Joyce Cheng’s tale of a reclusive old man’s odd habit of making wind chimes is a fun and charming reversal of brownie folk tale. What’s more, the ecological subtext makes it a story that has a lot to say to the modern world that is so often in opposition with nature.
A Single Year – Csilla Kleinheincz
In a neat twist on the traditional love story, Kleinheincz explores the devastating and tragic effects that having an oracle in the family can have on your love life. Filled with pathos and moving emotion, it’s a hard-hitting and powerful story.
Nira and I – Shwets Narayan
Another story that has a folkloric feel to it, “Nira and I” begins with harsh, violent darkness and gradually builds an atmosphere of hope as people learn to fight the mists of despair and fear through the power of dance.
Nothing Happened in 1999 – Fábio Fernandes
A witty, faintly satirical what-if sci-fi about time travel development and its social history. It’s short, sweet, and will keep you thinking.
Shadow – Tade Thompson
Thompson works his own distinctive dark style with this mystical story of the importance of the shadow and the dangers of losing – and misusing – this vital, and inscrutable, part of oneself.
Shibuya no Love – Hannu Rajaniemi
In this near-future tale of teenagehood, Rajaniemi explores the limits of cyberdating through what can only be described as virtual reality Tinder with a dash of a glimpse of the future. It’s clever, thought-provoking stuff that prods both at shallowness and at the mystery of romance. How far is a relationship worth it if you know how it will pan out from the very beginning?
Maquech – Silvia Moreno-Garcia

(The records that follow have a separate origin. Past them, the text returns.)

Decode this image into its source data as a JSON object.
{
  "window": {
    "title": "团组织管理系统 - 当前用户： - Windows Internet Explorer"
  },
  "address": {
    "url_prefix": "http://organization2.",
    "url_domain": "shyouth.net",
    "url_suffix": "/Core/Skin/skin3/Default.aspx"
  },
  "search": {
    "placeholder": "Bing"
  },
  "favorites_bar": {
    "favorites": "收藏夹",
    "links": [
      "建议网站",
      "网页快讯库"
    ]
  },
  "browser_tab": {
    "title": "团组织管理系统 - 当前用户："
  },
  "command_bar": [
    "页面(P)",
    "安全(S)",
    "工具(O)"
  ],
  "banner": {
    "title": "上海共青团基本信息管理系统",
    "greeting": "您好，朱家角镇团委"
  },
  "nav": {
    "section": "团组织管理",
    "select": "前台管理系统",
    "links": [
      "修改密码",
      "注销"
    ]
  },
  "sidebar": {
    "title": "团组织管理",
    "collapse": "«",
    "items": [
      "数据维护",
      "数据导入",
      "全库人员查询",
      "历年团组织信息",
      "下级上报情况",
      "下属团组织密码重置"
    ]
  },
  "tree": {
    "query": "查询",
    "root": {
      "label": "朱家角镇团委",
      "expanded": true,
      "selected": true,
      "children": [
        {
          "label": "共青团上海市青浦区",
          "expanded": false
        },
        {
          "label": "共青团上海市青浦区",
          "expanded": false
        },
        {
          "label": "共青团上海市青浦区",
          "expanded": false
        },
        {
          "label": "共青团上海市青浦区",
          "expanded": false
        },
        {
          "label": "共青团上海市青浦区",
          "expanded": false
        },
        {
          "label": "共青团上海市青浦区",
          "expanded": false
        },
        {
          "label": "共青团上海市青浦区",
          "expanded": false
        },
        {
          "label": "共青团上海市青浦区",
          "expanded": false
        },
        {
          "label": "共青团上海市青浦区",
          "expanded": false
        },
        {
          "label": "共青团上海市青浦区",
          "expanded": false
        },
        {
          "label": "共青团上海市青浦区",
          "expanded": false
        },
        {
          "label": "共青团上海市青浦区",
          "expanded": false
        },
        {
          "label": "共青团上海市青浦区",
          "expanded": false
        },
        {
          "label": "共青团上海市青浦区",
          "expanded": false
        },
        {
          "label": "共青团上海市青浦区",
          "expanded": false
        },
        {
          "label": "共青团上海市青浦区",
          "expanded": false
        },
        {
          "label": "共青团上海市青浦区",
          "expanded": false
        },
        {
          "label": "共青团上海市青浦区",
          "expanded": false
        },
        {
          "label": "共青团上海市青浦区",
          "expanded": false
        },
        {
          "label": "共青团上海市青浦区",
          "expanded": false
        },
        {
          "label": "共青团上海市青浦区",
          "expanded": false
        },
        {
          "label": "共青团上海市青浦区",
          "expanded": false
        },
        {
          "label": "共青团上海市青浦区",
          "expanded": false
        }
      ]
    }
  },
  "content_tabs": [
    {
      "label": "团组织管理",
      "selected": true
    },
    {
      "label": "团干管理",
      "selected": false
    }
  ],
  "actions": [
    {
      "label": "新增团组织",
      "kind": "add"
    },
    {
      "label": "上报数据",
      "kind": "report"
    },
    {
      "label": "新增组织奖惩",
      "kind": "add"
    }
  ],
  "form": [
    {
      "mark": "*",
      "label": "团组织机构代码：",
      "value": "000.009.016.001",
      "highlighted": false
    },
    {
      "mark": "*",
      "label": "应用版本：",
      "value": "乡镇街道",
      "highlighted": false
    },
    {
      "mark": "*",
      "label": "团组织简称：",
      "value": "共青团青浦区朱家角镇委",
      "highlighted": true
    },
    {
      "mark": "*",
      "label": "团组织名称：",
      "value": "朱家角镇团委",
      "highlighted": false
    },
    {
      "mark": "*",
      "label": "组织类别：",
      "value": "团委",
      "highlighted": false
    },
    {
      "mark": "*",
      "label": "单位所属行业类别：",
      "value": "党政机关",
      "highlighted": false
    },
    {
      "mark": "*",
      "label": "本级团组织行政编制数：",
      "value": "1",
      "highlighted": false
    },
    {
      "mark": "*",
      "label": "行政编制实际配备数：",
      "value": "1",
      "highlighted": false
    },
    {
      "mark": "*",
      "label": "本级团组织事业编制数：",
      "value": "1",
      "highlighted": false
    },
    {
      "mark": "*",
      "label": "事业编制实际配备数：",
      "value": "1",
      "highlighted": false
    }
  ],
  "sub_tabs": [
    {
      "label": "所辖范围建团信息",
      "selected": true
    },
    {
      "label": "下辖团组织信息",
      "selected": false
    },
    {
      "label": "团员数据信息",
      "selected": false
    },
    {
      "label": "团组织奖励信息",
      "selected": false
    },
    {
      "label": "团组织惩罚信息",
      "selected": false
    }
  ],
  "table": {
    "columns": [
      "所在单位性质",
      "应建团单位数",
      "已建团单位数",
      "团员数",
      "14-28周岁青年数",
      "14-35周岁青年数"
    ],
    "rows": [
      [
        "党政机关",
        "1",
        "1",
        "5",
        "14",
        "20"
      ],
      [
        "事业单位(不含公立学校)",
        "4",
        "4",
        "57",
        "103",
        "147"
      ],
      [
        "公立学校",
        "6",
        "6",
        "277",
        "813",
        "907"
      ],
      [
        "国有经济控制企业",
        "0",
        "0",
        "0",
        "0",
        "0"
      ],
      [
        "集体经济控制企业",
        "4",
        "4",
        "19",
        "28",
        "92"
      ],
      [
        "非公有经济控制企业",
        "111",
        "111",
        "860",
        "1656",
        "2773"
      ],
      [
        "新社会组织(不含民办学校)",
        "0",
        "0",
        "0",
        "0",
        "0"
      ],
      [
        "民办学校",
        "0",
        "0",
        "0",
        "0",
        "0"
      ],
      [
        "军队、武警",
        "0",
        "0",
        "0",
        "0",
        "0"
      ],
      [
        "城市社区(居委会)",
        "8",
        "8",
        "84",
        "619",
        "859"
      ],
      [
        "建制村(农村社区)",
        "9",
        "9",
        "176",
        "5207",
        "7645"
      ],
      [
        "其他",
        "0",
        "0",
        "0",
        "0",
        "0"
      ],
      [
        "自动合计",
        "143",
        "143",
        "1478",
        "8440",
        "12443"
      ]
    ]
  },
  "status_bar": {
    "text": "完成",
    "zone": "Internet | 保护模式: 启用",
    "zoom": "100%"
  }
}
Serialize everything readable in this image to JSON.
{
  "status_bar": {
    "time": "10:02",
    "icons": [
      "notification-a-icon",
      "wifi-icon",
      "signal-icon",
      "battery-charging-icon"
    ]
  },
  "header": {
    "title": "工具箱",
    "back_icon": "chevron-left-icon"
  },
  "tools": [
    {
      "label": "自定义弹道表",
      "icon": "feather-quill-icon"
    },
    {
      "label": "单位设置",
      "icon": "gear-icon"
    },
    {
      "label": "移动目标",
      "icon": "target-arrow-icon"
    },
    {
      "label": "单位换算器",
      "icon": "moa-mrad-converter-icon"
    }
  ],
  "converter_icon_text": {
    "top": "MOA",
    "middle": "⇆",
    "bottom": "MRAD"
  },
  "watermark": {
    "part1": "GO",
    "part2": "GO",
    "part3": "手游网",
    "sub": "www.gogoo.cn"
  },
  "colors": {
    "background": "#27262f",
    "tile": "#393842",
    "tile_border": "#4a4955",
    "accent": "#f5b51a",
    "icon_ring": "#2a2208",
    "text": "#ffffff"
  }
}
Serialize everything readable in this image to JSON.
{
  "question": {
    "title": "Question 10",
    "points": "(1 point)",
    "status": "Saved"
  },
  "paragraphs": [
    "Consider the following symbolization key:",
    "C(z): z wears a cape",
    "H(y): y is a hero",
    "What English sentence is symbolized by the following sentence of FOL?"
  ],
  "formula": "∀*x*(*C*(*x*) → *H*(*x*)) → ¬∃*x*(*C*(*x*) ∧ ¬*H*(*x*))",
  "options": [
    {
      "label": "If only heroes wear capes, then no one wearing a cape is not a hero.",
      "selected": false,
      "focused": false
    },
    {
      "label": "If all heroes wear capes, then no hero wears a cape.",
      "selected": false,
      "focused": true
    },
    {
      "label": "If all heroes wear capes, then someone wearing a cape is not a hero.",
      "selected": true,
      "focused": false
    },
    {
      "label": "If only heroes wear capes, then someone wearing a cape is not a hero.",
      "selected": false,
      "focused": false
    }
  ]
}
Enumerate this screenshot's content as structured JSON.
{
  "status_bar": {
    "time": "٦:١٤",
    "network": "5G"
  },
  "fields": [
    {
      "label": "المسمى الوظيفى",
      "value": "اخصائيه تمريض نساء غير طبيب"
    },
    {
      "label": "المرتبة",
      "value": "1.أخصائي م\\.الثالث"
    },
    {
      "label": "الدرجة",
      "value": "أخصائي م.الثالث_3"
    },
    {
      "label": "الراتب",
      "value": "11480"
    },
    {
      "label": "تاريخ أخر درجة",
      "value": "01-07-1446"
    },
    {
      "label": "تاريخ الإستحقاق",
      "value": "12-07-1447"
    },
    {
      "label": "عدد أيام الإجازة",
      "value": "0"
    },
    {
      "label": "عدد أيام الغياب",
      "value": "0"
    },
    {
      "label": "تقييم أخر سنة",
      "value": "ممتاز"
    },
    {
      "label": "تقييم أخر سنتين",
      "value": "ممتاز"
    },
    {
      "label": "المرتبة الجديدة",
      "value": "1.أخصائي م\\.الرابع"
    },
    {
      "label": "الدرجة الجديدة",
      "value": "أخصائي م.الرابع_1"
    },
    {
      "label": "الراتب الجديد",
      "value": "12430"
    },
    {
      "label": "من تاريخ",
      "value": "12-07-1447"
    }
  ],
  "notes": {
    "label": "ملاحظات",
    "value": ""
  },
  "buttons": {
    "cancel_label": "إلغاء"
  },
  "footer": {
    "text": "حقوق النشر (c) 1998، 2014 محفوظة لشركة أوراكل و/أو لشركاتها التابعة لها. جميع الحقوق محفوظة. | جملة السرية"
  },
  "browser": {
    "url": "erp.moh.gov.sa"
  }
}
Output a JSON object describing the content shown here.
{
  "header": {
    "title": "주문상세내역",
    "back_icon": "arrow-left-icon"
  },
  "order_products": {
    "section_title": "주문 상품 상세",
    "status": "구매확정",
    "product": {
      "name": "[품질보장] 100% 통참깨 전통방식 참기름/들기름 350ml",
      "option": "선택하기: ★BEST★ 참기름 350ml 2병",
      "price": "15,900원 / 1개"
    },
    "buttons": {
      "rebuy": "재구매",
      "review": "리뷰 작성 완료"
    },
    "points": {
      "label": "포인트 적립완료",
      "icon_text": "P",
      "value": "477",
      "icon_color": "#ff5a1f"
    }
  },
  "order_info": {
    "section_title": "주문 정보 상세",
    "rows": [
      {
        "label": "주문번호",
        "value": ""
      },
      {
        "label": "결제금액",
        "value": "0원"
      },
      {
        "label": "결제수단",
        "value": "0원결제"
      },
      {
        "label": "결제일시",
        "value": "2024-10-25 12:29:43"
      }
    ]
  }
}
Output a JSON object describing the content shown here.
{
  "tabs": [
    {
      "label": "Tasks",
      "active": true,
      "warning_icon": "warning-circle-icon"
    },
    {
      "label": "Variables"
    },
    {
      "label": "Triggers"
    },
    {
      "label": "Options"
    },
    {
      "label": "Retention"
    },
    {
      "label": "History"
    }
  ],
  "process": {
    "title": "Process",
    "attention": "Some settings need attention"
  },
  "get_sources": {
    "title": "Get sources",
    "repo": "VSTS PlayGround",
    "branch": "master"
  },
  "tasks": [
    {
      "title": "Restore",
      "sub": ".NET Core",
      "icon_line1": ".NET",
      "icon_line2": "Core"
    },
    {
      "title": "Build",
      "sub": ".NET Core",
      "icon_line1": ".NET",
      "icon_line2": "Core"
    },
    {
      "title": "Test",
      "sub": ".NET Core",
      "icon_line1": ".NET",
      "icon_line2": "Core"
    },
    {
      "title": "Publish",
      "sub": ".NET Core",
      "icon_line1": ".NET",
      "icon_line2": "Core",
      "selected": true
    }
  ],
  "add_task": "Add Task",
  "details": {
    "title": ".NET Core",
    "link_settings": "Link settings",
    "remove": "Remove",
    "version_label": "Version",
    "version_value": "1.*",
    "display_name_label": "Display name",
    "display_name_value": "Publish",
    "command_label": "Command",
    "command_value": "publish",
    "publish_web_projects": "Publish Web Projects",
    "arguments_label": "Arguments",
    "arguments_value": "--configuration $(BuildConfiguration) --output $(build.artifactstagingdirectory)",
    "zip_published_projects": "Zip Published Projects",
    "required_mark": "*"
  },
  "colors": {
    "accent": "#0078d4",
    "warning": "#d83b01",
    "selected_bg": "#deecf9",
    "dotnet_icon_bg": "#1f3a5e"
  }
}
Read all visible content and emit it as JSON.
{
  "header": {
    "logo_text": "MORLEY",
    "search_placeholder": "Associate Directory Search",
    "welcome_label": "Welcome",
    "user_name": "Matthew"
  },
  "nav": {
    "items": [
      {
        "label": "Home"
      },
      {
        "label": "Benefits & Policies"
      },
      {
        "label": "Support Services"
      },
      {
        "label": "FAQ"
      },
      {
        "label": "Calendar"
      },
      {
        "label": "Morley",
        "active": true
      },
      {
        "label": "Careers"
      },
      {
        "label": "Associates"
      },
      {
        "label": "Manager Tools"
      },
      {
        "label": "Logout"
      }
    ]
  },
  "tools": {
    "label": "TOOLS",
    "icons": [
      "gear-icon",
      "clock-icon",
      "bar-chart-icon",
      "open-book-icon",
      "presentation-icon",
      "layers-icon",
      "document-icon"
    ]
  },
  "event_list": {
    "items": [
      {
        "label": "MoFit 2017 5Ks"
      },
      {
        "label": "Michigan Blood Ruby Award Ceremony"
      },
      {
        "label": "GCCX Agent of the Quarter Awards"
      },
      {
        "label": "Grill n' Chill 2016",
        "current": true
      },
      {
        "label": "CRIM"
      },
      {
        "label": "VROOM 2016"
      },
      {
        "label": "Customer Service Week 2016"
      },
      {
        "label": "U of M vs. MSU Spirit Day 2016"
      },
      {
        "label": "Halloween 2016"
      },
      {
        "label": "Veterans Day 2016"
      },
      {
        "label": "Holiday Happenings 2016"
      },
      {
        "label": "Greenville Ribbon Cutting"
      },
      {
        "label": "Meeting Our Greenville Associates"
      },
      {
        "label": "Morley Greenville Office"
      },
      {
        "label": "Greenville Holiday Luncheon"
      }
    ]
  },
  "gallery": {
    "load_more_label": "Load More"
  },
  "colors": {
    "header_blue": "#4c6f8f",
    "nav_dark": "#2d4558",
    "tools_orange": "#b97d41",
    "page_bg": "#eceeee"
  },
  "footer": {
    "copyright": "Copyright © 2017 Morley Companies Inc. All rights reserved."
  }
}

This unexpected gem is a slow burner, following an exotic pet dealer as he grows fond of a beetle he is trying to sell. Moreno-Garcia does an excellent job of depicting the dealer’s frustration and the emotional warmth that grows with what is essentially ambulatory jewellery.
The New Neighbours – Tim Jones
In a sweet, if heavy-handed metaphor for xenophobia, Jones follows the acceptance, or lack thereof, of an alien family in suburban New Zealand. It plays out as an interesting fish-out-of-water drama that occasionally seems overoptimistic, but the source of the aliens’ eventual acceptance injects a sobering dash of cynicism into the mix.
From the Lost Diary of TreeFrog7 – Nnedi Okorafor
A real highlight of this eco-scifi of otherworldly explorers is the neat worldbuilding, built through intriguing zoological entries and a vivid sense of the characters’ inner world. In an apparently cyber-bionic rainforest, two married explorers must put their trust in each other and themselves to the test in order to complete their mission, weaving in themes of kinship, humanity, and the sometimes thin divide between knowledge, reality, and madness.
The Slows – Gail Hareven trans Yaacov Jeffrey Green
In a more dystopic vision of the future, Hareven imagins modern humans seen from perspective of the evolutionary step that will replace us. An uncomfortable exploration of the “Übermensch” mentality and the way more “advanced” civilisations look down on those different to them as if inferior ensues, and also asks another deep question about the human condition – how human is someone if they have no childhood?
Electric Sonalika – Samit Basu
One of the highlights of the collection, this dark take on the Cinderella tale set in a technological uprising is both a clever updating of an age-old tale, but also a deeply unsettling story about breaking free of an abusive relationship.
And those are just the highlights! As with the last collection of Apex World Sci-Fi, there’s something to suit every taste here. No matter what flavour of science-fiction or fantasy you like, you’ll find a gem or two here. Highly recommended.